**Your goal:**
All lines that hold the string "Disk" should be copied. Find them in the listing below.
** Opening Entries shown block **
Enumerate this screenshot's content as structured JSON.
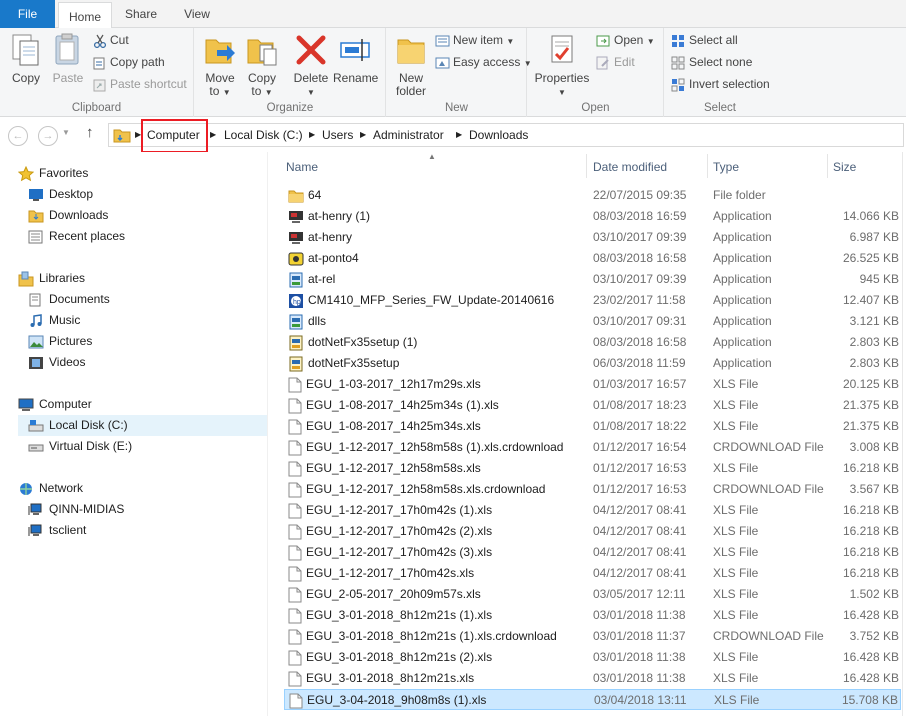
{
  "tabs": [
    {
      "label": "File"
    },
    {
      "label": "Home"
    },
    {
      "label": "Share"
    },
    {
      "label": "View"
    }
  ],
  "ribbon": {
    "clipboard": {
      "label": "Clipboard",
      "copy": "Copy",
      "paste": "Paste",
      "cut": "Cut",
      "copy_path": "Copy path",
      "paste_shortcut": "Paste shortcut"
    },
    "organize": {
      "label": "Organize",
      "move_to": "Move",
      "move_to2": "to",
      "copy_to": "Copy",
      "copy_to2": "to",
      "delete": "Delete",
      "rename": "Rename"
    },
    "new": {
      "label": "New",
      "new_folder": "New",
      "new_folder2": "folder",
      "new_item": "New item",
      "easy_access": "Easy access"
    },
    "open": {
      "label": "Open",
      "properties": "Properties",
      "open": "Open",
      "edit": "Edit"
    },
    "select": {
      "label": "Select",
      "select_all": "Select all",
      "select_none": "Select none",
      "invert": "Invert selection"
    }
  },
  "address": {
    "crumbs": [
      "Computer",
      "Local Disk (C:)",
      "Users",
      "Administrator",
      "Downloads"
    ]
  },
  "nav": {
    "favorites": "Favorites",
    "desktop": "Desktop",
    "downloads": "Downloads",
    "recent": "Recent places",
    "libraries": "Libraries",
    "documents": "Documents",
    "music": "Music",
    "pictures": "Pictures",
    "videos": "Videos",
    "computer": "Computer",
    "local_disk": "Local Disk (C:)",
    "virtual_disk": "Virtual Disk (E:)",
    "network": "Network",
    "qinn": "QINN-MIDIAS",
    "tsclient": "tsclient"
  },
  "columns": {
    "name": "Name",
    "date": "Date modified",
    "type": "Type",
    "size": "Size"
  },
  "files": [
    {
      "name": "64",
      "date": "22/07/2015 09:35",
      "type": "File folder",
      "size": "",
      "icon": "folder"
    },
    {
      "name": "at-henry (1)",
      "date": "08/03/2018 16:59",
      "type": "Application",
      "size": "14.066 KB",
      "icon": "app-dark"
    },
    {
      "name": "at-henry",
      "date": "03/10/2017 09:39",
      "type": "Application",
      "size": "6.987 KB",
      "icon": "app-dark"
    },
    {
      "name": "at-ponto4",
      "date": "08/03/2018 16:58",
      "type": "Application",
      "size": "26.525 KB",
      "icon": "app-yellow"
    },
    {
      "name": "at-rel",
      "date": "03/10/2017 09:39",
      "type": "Application",
      "size": "945 KB",
      "icon": "app-setup"
    },
    {
      "name": "CM1410_MFP_Series_FW_Update-20140616",
      "date": "23/02/2017 11:58",
      "type": "Application",
      "size": "12.407 KB",
      "icon": "app-hp"
    },
    {
      "name": "dlls",
      "date": "03/10/2017 09:31",
      "type": "Application",
      "size": "3.121 KB",
      "icon": "app-setup"
    },
    {
      "name": "dotNetFx35setup (1)",
      "date": "08/03/2018 16:58",
      "type": "Application",
      "size": "2.803 KB",
      "icon": "app-setup2"
    },
    {
      "name": "dotNetFx35setup",
      "date": "06/03/2018 11:59",
      "type": "Application",
      "size": "2.803 KB",
      "icon": "app-setup2"
    },
    {
      "name": "EGU_1-03-2017_12h17m29s.xls",
      "date": "01/03/2017 16:57",
      "type": "XLS File",
      "size": "20.125 KB",
      "icon": "doc"
    },
    {
      "name": "EGU_1-08-2017_14h25m34s (1).xls",
      "date": "01/08/2017 18:23",
      "type": "XLS File",
      "size": "21.375 KB",
      "icon": "doc"
    },
    {
      "name": "EGU_1-08-2017_14h25m34s.xls",
      "date": "01/08/2017 18:22",
      "type": "XLS File",
      "size": "21.375 KB",
      "icon": "doc"
    },
    {
      "name": "EGU_1-12-2017_12h58m58s (1).xls.crdownload",
      "date": "01/12/2017 16:54",
      "type": "CRDOWNLOAD File",
      "size": "3.008 KB",
      "icon": "doc"
    },
    {
      "name": "EGU_1-12-2017_12h58m58s.xls",
      "date": "01/12/2017 16:53",
      "type": "XLS File",
      "size": "16.218 KB",
      "icon": "doc"
    },
    {
      "name": "EGU_1-12-2017_12h58m58s.xls.crdownload",
      "date": "01/12/2017 16:53",
      "type": "CRDOWNLOAD File",
      "size": "3.567 KB",
      "icon": "doc"
    },
    {
      "name": "EGU_1-12-2017_17h0m42s (1).xls",
      "date": "04/12/2017 08:41",
      "type": "XLS File",
      "size": "16.218 KB",
      "icon": "doc"
    },
    {
      "name": "EGU_1-12-2017_17h0m42s (2).xls",
      "date": "04/12/2017 08:41",
      "type": "XLS File",
      "size": "16.218 KB",
      "icon": "doc"
    },
    {
      "name": "EGU_1-12-2017_17h0m42s (3).xls",
      "date": "04/12/2017 08:41",
      "type": "XLS File",
      "size": "16.218 KB",
      "icon": "doc"
    },
    {
      "name": "EGU_1-12-2017_17h0m42s.xls",
      "date": "04/12/2017 08:41",
      "type": "XLS File",
      "size": "16.218 KB",
      "icon": "doc"
    },
    {
      "name": "EGU_2-05-2017_20h09m57s.xls",
      "date": "03/05/2017 12:11",
      "type": "XLS File",
      "size": "1.502 KB",
      "icon": "doc"
    },
    {
      "name": "EGU_3-01-2018_8h12m21s (1).xls",
      "date": "03/01/2018 11:38",
      "type": "XLS File",
      "size": "16.428 KB",
      "icon": "doc"
    },
    {
      "name": "EGU_3-01-2018_8h12m21s (1).xls.crdownload",
      "date": "03/01/2018 11:37",
      "type": "CRDOWNLOAD File",
      "size": "3.752 KB",
      "icon": "doc"
    },
    {
      "name": "EGU_3-01-2018_8h12m21s (2).xls",
      "date": "03/01/2018 11:38",
      "type": "XLS File",
      "size": "16.428 KB",
      "icon": "doc"
    },
    {
      "name": "EGU_3-01-2018_8h12m21s.xls",
      "date": "03/01/2018 11:38",
      "type": "XLS File",
      "size": "16.428 KB",
      "icon": "doc"
    },
    {
      "name": "EGU_3-04-2018_9h08m8s (1).xls",
      "date": "03/04/2018 13:11",
      "type": "XLS File",
      "size": "15.708 KB",
      "icon": "doc",
      "selected": true
    }
  ],
  "colors": {
    "file_tab": "#1979ca",
    "selection": "#cce8ff",
    "annotation": "#ec1c24"
  }
}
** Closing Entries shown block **
**Completed task:**
      "Local Disk (C:)",
    "local_disk": "Local Disk (C:)",
    "virtual_disk": "Virtual Disk (E:)",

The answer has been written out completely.